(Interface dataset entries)
>>>>>
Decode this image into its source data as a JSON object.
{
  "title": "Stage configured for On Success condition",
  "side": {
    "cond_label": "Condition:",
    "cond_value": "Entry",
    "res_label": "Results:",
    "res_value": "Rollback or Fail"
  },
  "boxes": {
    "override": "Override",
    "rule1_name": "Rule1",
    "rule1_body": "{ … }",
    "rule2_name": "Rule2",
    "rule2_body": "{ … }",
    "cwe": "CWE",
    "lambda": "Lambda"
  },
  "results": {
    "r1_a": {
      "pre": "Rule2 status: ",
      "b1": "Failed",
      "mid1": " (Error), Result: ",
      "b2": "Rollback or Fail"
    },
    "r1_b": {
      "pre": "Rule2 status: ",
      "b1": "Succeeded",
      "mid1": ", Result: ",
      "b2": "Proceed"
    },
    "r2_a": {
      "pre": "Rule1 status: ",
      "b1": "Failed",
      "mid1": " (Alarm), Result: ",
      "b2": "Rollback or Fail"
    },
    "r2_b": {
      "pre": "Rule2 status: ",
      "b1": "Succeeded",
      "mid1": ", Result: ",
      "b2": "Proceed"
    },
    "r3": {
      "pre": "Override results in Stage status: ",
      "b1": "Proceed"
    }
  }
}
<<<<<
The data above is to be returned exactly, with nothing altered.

Solved problem:
Decode this image into its source data as a JSON object.
{
  "title": "Stage configured for On Success condition",
  "side": {
    "cond_label": "Condition:",
    "cond_value": "Entry",
    "res_label": "Results:",
    "res_value": "Rollback or Fail"
  },
  "boxes": {
    "override": "Override",
    "rule1_name": "Rule1",
    "rule1_body": "{ … }",
    "rule2_name": "Rule2",
    "rule2_body": "{ … }",
    "cwe": "CWE",
    "lambda": "Lambda"
  },
  "results": {
    "r1_a": {
      "pre": "Rule2 status: ",
      "b1": "Failed",
      "mid1": " (Error), Result: ",
      "b2": "Rollback or Fail"
    },
    "r1_b": {
      "pre": "Rule2 status: ",
      "b1": "Succeeded",
      "mid1": ", Result: ",
      "b2": "Proceed"
    },
    "r2_a": {
      "pre": "Rule1 status: ",
      "b1": "Failed",
      "mid1": " (Alarm), Result: ",
      "b2": "Rollback or Fail"
    },
    "r2_b": {
      "pre": "Rule2 status: ",
      "b1": "Succeeded",
      "mid1": ", Result: ",
      "b2": "Proceed"
    },
    "r3": {
      "pre": "Override results in Stage status: ",
      "b1": "Proceed"
    }
  }
}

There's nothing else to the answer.